Why the Inca Trail may be replaced on your bucket list, writes Guy Wilkinson.
Few travel excursions will top as many bucket lists as the Inca Trail to Machu Picchu. And for good reason. Combining sub-tropical jungle, lush cloud forests and staggering alpine scenery, the 43-kilometre trek is ranked among the finest in the world.
But there are certain drawbacks. With an increasing number of travellers looking for their piece of the action – 2012 saw 62,789 pass the main gate of the trail according to PromPeru – this is one adventure that’s fast becoming overrun.
In a bid to minimise environmental impact, the Peruvian Government now issues just 500 permits a day (with up to 300 of those going to cooks, porters and guides), meaning those looking to travel in peak season – May to September – will often need to apply for permits months in advance.

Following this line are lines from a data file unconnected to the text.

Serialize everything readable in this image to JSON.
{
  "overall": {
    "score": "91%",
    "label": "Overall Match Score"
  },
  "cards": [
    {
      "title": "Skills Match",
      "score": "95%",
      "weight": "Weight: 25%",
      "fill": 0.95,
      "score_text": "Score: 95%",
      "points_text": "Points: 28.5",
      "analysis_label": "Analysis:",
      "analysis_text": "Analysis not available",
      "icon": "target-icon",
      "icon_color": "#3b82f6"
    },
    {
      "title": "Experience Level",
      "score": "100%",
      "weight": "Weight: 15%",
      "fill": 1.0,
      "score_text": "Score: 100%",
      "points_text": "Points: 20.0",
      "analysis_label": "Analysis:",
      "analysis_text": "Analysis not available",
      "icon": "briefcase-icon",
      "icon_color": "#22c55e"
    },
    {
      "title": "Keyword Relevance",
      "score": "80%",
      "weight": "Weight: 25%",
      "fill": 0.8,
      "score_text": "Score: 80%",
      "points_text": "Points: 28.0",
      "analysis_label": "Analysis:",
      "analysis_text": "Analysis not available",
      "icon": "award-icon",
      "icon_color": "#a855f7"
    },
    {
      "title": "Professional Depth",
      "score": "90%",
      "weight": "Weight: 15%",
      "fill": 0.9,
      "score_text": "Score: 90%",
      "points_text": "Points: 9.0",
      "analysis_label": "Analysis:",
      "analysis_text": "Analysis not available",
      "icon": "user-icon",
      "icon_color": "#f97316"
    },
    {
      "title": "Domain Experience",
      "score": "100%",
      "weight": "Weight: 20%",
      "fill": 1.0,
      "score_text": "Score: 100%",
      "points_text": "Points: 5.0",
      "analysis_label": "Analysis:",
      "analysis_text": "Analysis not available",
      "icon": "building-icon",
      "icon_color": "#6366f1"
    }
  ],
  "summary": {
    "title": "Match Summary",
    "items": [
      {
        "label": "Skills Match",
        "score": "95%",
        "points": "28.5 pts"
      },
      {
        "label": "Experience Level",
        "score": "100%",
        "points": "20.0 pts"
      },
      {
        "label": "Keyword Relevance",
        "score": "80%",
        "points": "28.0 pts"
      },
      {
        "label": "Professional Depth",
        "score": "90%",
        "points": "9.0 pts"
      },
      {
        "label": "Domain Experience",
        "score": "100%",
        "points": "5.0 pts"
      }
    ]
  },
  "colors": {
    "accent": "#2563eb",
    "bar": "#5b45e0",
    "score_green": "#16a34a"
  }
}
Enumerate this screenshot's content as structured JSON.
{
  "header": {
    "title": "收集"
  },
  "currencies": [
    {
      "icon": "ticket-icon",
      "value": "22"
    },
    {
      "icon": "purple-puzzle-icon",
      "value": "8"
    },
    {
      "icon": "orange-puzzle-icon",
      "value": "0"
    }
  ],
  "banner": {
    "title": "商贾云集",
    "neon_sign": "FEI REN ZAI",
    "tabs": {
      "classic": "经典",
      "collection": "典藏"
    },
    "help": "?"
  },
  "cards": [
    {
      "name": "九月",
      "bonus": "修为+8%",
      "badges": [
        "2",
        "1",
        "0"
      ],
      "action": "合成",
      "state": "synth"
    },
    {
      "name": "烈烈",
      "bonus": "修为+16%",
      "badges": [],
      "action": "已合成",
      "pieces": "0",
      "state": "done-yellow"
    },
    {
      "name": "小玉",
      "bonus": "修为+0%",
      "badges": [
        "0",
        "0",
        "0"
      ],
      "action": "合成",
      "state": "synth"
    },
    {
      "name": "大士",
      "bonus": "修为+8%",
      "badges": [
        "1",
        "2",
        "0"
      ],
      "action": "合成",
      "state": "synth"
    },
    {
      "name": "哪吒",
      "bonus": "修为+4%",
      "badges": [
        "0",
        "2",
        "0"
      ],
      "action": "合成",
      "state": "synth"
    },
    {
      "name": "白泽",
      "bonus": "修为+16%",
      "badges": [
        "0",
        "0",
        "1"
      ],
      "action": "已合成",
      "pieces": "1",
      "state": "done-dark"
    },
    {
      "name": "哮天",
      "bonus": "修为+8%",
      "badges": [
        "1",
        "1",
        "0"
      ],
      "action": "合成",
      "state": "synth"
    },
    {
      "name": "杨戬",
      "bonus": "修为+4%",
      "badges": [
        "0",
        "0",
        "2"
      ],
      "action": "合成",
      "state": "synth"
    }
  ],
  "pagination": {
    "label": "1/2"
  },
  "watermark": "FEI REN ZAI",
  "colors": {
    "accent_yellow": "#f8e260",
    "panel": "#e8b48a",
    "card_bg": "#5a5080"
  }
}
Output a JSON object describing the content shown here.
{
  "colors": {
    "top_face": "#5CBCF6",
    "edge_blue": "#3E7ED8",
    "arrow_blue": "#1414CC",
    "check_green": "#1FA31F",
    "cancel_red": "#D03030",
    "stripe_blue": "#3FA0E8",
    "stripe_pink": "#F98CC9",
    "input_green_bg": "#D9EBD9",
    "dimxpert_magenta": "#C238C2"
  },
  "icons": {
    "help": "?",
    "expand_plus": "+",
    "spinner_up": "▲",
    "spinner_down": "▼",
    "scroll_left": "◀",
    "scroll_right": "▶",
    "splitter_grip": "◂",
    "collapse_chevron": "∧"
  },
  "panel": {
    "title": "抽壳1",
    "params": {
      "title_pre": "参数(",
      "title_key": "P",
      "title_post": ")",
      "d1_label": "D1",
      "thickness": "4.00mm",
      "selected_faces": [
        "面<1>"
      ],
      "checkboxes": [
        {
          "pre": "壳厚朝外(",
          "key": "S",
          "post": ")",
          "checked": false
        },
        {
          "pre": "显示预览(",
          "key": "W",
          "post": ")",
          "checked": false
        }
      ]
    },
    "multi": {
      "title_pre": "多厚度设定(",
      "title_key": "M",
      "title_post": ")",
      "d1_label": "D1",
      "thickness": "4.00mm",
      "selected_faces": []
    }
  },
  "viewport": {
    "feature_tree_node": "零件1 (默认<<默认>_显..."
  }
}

But to avoid crowds and red tape, a great option is to look at some of the lesser-known alternative treks. The Lares (or Weavers Way) is fast becoming a popular choice with its mix of sprawling tropical valleys and remote Andean communities. But the exhilarating, high altitude Salkantay Trek is steadily growing a reputation as the front-runner.
Encompassing five different ecosystems over the same number of days, the ancient path offers a mind-blowing mix of snow-capped glacial mountains, lush tropical rainforests and vast Lord of the Rings-style plains across Mt Salkantay rising 6271 metres above sea level.
And while the Salkantay may not possess the international brag factor of the Inca Trail, its advantages are many.
Firstly, you don’t need a permit (for now) meaning the trek can be booked last-minute. Secondly, you won’t be fighting off busloads of tourists or gritting your teeth behind Maureen from Minnesota as she puffs her way up another flight of steps in a pink tracksuit.
“The Salkantay Trek offers a different experience to the Inca Trail and delivers the best vistas of the Salkantay mountain as well as superb hiking,” says expert trekking guide and President of the regional Chamber of Tourism of Cusco, Roger Valencia.
“Also, you don’t need porters. We see a lot of travellers on the Salkantay Trek using animals, such as mules. You get really close to the majestic Mt Salkantay, and it’s possible to stay either in lodges or camp.”
This versatility is another trump card. More intrepid travellers not afraid to rough it can opt for an inexpensive camping trek, with each day ending at fully catered, pre-prepared campsites.
Alternatively, if you value creature comforts, you can plunge for the pricier but more luxurious option of bunking at lodges or guesthouses instead.
Even if you are on a budget though, you’ll still experience a few hours of the good life, the trek includes a half-day excursion to natural hot springs on the outskirts of the small town of Santa Teresa during day three.
It’s important to note the Salkantay Trek doesn’t lead directly to Machu Picchu though it does still culminate at the site following a brief transfer from nearby Aguas Calientes on the final morning.
It’s also a more strenuous alternative to the Inca Trail, the altitude is higher and there’s some steep, rugged terrain to tackle. That said, a little bit of prior training goes a long way and as Valencia suggests, “People of all ages, in good physical condition, with some hiking experience are best suited to this trek.”
Finally, don’t underestimate the importance of acclimatisation. The majority of trekkers base themselves at the UNESCO World Heritage listed town of Cusco for a few days before setting off.
Located 3400 metres above sea level, the former capital of the Inca Empire is a charming mélange of cobbled streets, ancient churches, restaurants, museums and bars. It’s also the ideal spot to gear up with last minute provisions and kit, the most important of which will undoubtedly be your camera.
NB: If Salkantay trekkers wish to climb Huayna Picchu (next to Machu Picchu), a permit is required to be booked a few weeks in advance.